Stories: Nutrition

  • The Brazilian Guide to Weight Loss

    Bela Gil hosts one of Brazil’s most popular food TV shows, Bela Cozinha, now in its fifth season. The premise is putting a hip, healthy spin on Brazilian classics—think tofurkey, but not disgusting. In one episode, Gil baked cookies using the baru nut, which tastes a bit like peanuts and is crammed with...

  • Why Brazil Loves Breastfeeding

    The other day here, I saw something I rarely encounter back home in Washington. A young woman holding a toddler sat down at the table next to me at a boardwalk cafe. When the little boy got fussy, she tugged down her tank top and fed him in plain view of one of Rio’s largest thoroughfares. No blanket....

  • In Tanzania, Farmers Reap the Benefits of Radio

    How do you share ideas – including potentially transformative ones – with people who do not have Internet access, are largely illiterate, and live far from paved roads? Even in today’s hyper-connected world, most farmers in Tanzania – who make up 75 percent of the country’s population of  48 million –...

  • Reversing Chronic Malnutrition Starts Inside the Home

    Issa Abdulla’s sons, 10-year-old Nuhu and 7-year-old Sam, love dinners made with rabbit meat most. So the father of three (Sam and Nuhu have a 19-month-old sister named Tunda) gave each of his sons a rabbit of their own to raise and slaughter. “They’re excited about it,” Abdulla assured as his sons peeked around...

  • Fruit for Thought in Tanzania Nutrition Fight

    Selemani Hussaini never thought much about eating fruit in the past. The 46-year-old Tanzanian farmer mainly eats ugali, a thick maize-based porridge. Toss in a few cooked beans, tea or instant coffee and this completes a typical meal. "This is how we are raised to eat," says Hussaini. "No one really talked about fruit." Hussaini lives in Tanzania&rsquo...

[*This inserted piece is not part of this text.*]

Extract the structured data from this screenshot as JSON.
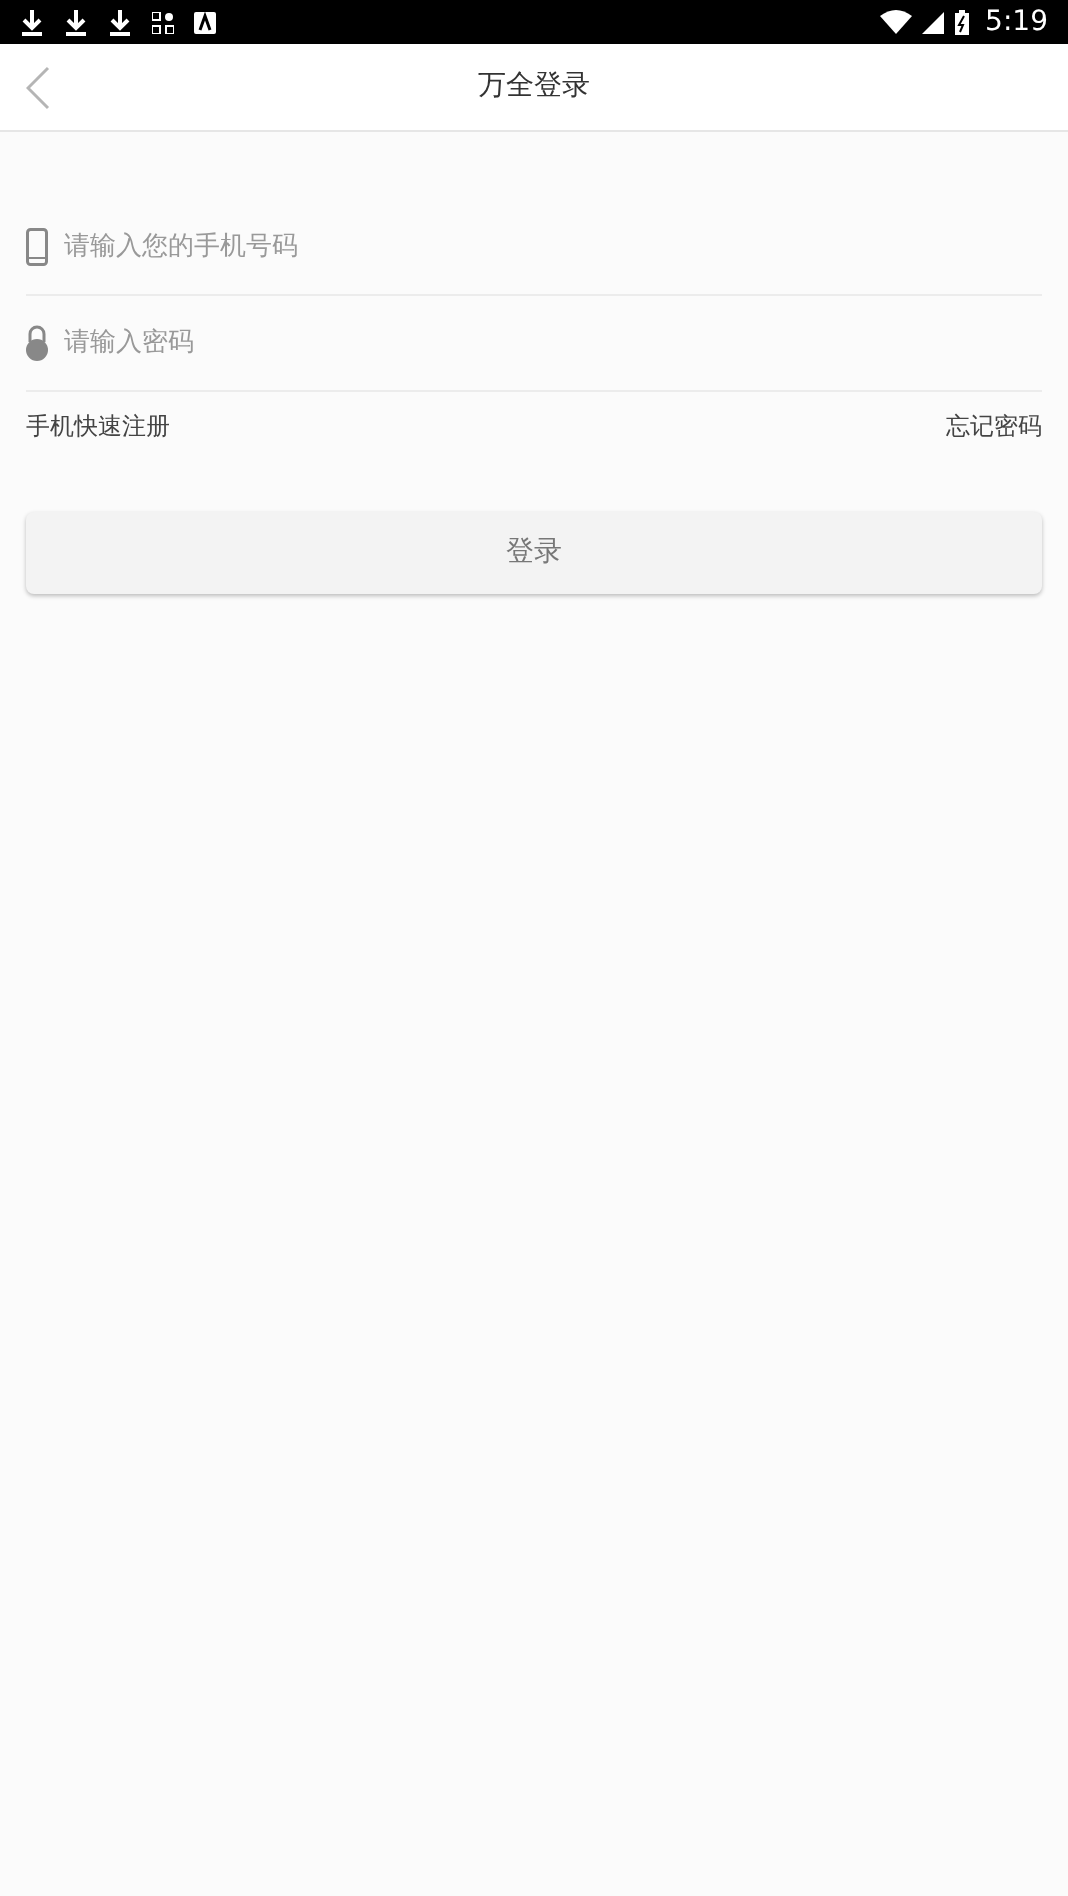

  • Motherhood in Tanzania

    Throughout my travels in Tanzania for the past ten days, every time I saw a mother and her baby I smiled inside. And I was even more happy to see mothers breastfeeding their babies, as breastfeeding has been proven to be a key intervention to keep more children under the age of five alive in developing countries. Tanzania,...

  • The Trouble With Maasai Boys

    A drought in the Ngorongoro Conservation Area in northwest Tanzania claimed the lives of more than 200 children in 2011. The dry season and unsure rains mean that the Maasai children that live in the region are still at risk. It may be the boys who are at the greatest risk. Girls fall behind at an early age compared to their...

  • Tanzanian Pigs and Livestock: Developing World Agriculture

    I love traveling and love it more when I can find pigs. I may even have to make it one of my life goals to see them on every continent where they exist — in all their glory. The thing about countries in much of east Africa (where I am now) and the Middle East however, is that they...

  • How Community Gardens Are Changing Lives in Tanzania

    Up in the lush Uluguru Mountains in Morogoro, Tanzania, a USAID-funded nutritional program, Mwanzo Bora (which means "good start" in Swahili) has been put in place to help increase local mothers’ breastfeeding rates, lower the number of expectant mothers with anemia, and provide parents with the nutritional know-how to properly feed their children a well-balanced diet. Through a...

  • Tanzania’s Agricultural Landscape